Apr 24, 2017
In the middle of April, two months after the revolution of February 1917, demonstrations against the war began. These were motivated by opposition to the declarations of Miliukov, a liberal minister, in favor of Russia’s conquest of Constantinople. By this time, a fraction of the working class, behind the Bolshevik Party, began to think about the overthrow of the Provisional Government, while the bourgeoisie and its supporters mobilized their forces to defend it. This is how Trotsky described the events of April 20 (May 3 by our calendar):
“Today the Petrograd Committee of the Bolsheviks had called for the demonstration. In spite of the counter-agitation of the Mensheviks and Socialist Revolutionaries, immense masses of workers advanced to the center from the Vyborg side, and later too from other districts. The Executive Committee sent to meet the demonstrators their most authoritative pacifiers with Chkeidze (one of the leaders of the Mensheviks) at their head. But the workers firmly intended to speak their word - and they had a word to speak. A well-known liberal journalist described in Rech this demonstration of workers on the Nevsky: ‘About a hundred armed men marched in front; after them solid phalanxes of unarmed men and women, a thousand strong. Living chains on both sides. Songs. Their faces amazed me. All those thousands had but one face, the stunned ecstatic face of the early Christian monks. Implacable, pitiless, ready for murder, inquisition, and death.’ The liberal journalist had looked the workers’ revolution in the eye, and felt for a second its intense determination....

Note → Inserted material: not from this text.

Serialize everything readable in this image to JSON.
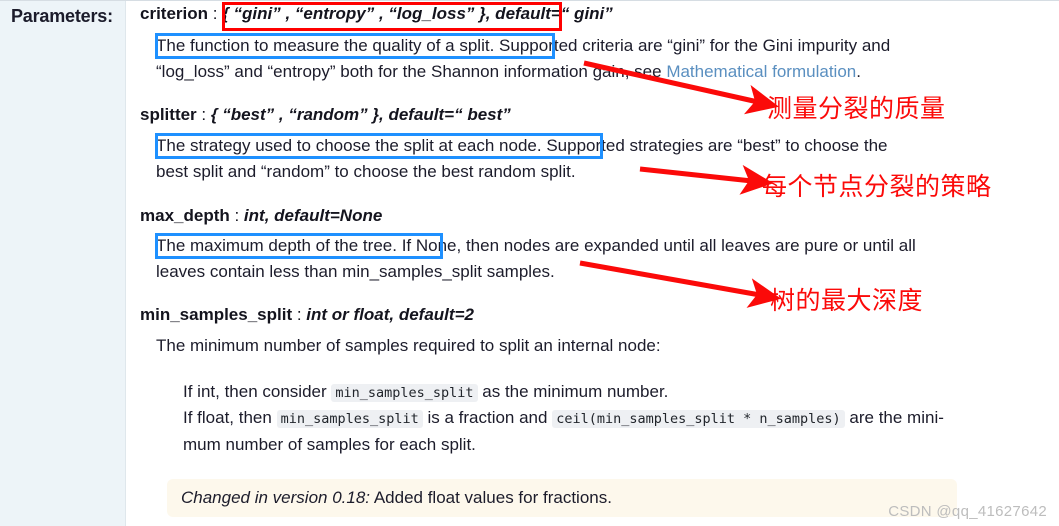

“Today as yesterday the demonstrators did not come out to overthrow the government, although a majority of them, we may guess, had already seriously thought about this problem....”
In response, the regime mobilized its own forces on April 21: “The Nevsky, the chief artery of the bourgeoisie, was converted into a solid Kadet meeting. A considerable demonstration headed by the members of the Kadet Central Committee marched to the Mariinsky Palace (seat of the government). Everywhere could be seen brand-new placards, fresh from the sign-painters: ‘Full Confidence to the Provisional Government!” “Long Live Miliukov!” The ministers looked like guests of honor. They had their own ‘people,’ and this was the more noticeable since emissaries of the Soviet were doing their utmost to help them, dispersing revolutionary meetings, steering workers’ and soldiers’ demonstrations towards the suburbs, and restraining the barracks and factories from going out.
“Under the flag of defense of the government, the first open and broad mobilization of counter-revolutionary forces took place. In the center of the town appeared trucks with armed officers, cadets and students. The Cavaliers of St. George were sent out. The gilded youth organized a mock trial on the Nevsky, establishing on the spot the existence of both Leninists and of ‘German spies.’ There were skirmishes and casualties. The first bloody encounter began, according to reports, with an attempt of officers to snatch from the workers a banner with a slogan against the Provisional Government. The encounters became more and more fierce; shots were interchanged, and towards afternoon they became almost continuous. Nobody knew exactly who was shooting or why, but there were already victims of this disorderly shooting, partly malicious, partly the result of panic....
“No, that day was not in the least like a manifestation of national unity. Two worlds stood face to face. The patriotic columns called into the streets against the workers and soldiers by the Kadet Party consisted exclusively of the bourgeois layers of the population – officers, officials, intelligentsia. Two human floods – one for Constantinople, one for Peace – had issued from different parts of town.”